While it's possible to search the Web for images, there's still no way of searching the images themselves. Google is hoping to change this through a research project that can match digital photos of certain famous landmarks with text descriptions of those landmarks (including their namesname and where they're located) without the need for a conventional search engine.
Google created its experimental landmark recognition engine by developing a list of targeted landmarks (such as the Eiffel Tower and the Acropolis in Athens) and finding GPS-tagged digital photos of those locations. The researchers then "taught" the recognition engine to identify specific landmarks by clustering different images of the same landmark (taken in different lighting and from different angles, for example).
Here's how it might work in practice: You're browsing the Web and come across the image of a landmark that you don't recognize. You copy the image location and then paste that URL into Google's landmark recognition engine. If the image is a match with one of the landmark images in Google's database, the recognition engine returns a results page that includes the image as well as its name, location and possibly even a description.

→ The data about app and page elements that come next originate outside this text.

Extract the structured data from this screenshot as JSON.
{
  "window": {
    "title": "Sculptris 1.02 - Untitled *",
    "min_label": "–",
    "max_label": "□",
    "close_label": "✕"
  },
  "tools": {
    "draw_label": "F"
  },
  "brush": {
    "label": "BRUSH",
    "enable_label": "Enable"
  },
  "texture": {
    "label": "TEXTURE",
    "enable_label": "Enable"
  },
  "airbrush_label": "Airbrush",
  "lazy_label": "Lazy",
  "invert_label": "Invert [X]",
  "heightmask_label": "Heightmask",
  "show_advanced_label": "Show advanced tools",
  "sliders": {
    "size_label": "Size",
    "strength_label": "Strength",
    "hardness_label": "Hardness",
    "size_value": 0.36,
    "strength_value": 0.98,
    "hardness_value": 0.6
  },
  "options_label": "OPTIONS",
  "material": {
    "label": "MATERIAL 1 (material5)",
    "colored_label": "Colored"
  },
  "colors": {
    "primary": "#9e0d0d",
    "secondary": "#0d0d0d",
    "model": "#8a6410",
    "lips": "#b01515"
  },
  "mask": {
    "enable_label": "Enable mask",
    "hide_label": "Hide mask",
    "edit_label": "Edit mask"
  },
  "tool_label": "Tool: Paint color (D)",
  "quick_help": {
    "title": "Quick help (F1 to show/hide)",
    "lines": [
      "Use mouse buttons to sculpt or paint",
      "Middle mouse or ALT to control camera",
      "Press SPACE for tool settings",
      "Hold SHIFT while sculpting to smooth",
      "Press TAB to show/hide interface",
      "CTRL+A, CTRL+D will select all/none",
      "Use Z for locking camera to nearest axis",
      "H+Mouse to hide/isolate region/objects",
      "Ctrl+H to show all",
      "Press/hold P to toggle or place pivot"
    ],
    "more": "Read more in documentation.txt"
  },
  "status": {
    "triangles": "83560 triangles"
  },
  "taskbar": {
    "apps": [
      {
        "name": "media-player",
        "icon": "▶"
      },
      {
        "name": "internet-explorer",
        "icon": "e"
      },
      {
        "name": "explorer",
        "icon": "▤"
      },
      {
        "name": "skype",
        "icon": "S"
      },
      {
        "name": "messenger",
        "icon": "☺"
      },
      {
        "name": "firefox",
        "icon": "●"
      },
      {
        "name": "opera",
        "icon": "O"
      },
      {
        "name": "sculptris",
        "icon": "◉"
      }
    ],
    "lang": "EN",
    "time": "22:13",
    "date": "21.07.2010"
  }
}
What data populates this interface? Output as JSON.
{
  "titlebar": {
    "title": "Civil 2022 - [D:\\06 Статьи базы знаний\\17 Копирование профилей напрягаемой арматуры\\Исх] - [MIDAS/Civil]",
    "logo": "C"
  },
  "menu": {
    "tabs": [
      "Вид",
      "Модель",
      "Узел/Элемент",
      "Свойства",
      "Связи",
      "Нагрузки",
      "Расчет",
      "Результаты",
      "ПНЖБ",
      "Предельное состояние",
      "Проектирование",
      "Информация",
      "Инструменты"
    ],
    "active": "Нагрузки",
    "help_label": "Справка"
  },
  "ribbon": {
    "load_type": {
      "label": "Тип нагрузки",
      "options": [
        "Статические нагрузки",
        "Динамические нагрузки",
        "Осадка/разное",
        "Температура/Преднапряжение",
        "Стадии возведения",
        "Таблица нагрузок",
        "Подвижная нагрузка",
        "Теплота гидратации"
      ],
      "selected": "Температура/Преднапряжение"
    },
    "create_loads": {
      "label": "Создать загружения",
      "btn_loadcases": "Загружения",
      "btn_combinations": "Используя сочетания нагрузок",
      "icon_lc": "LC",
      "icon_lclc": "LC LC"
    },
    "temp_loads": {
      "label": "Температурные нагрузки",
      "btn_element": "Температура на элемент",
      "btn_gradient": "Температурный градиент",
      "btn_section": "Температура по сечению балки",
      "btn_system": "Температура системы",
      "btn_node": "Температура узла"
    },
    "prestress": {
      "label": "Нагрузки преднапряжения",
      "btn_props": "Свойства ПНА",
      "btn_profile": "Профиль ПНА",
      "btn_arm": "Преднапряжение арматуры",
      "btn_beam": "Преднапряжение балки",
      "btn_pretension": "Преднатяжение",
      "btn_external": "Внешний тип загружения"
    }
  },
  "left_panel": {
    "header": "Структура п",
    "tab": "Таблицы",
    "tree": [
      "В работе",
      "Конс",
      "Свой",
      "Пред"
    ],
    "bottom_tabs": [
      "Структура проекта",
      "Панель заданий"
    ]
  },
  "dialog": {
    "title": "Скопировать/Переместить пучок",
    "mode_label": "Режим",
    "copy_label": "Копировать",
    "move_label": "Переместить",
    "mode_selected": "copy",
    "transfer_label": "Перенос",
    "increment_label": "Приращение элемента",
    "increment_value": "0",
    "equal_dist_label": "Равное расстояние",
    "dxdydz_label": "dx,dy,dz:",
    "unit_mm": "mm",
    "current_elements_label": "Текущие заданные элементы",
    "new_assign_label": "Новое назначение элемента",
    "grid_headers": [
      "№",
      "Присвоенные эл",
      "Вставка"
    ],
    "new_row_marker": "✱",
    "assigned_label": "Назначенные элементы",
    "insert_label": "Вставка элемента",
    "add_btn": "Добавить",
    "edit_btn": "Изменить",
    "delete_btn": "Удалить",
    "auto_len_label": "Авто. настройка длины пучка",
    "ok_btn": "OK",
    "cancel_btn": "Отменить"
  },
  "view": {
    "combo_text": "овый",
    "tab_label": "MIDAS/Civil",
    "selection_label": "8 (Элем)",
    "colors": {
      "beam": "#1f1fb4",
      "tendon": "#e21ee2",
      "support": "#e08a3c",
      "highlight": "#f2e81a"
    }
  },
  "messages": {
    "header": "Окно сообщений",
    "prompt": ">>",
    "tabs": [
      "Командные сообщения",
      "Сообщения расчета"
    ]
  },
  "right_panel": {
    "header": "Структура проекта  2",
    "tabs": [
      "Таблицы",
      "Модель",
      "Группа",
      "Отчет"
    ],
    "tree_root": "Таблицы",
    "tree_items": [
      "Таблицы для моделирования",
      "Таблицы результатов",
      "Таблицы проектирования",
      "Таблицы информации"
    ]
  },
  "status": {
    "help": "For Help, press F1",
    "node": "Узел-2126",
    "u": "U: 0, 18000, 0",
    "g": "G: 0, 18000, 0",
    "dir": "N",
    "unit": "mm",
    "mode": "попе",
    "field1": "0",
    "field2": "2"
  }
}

The system is 80 percent accurate when it is given an image and asked to describe it, says Jay Yagnik, Google's head of computer vision research. Google is presenting this research, conducted with the help of researchers at the National University of Singapore, today at the IEEE Computer Society Conference on Computer Vision and Pattern Recognition conference in Miami.
Image © Google